This exercise asks for the whole listing to be restated exactly.

Given data: Begin

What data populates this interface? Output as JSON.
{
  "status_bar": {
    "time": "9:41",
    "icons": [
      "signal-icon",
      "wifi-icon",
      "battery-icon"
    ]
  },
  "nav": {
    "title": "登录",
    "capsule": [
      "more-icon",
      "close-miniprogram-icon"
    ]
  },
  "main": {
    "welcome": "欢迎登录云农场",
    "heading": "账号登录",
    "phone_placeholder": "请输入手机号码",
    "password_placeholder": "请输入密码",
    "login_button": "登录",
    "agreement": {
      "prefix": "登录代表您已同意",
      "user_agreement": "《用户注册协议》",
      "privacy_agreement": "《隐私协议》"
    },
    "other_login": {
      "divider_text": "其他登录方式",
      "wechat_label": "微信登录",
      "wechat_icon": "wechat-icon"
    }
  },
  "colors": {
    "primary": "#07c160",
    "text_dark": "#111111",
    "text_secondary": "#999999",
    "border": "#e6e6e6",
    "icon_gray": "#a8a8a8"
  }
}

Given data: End

### Finished exercise
What data populates this interface? Output as JSON.
{
  "status_bar": {
    "time": "9:41",
    "icons": [
      "signal-icon",
      "wifi-icon",
      "battery-icon"
    ]
  },
  "nav": {
    "title": "登录",
    "capsule": [
      "more-icon",
      "close-miniprogram-icon"
    ]
  },
  "main": {
    "welcome": "欢迎登录云农场",
    "heading": "账号登录",
    "phone_placeholder": "请输入手机号码",
    "password_placeholder": "请输入密码",
    "login_button": "登录",
    "agreement": {
      "prefix": "登录代表您已同意",
      "user_agreement": "《用户注册协议》",
      "privacy_agreement": "《隐私协议》"
    },
    "other_login": {
      "divider_text": "其他登录方式",
      "wechat_label": "微信登录",
      "wechat_icon": "wechat-icon"
    }
  },
  "colors": {
    "primary": "#07c160",
    "text_dark": "#111111",
    "text_secondary": "#999999",
    "border": "#e6e6e6",
    "icon_gray": "#a8a8a8"
  }
}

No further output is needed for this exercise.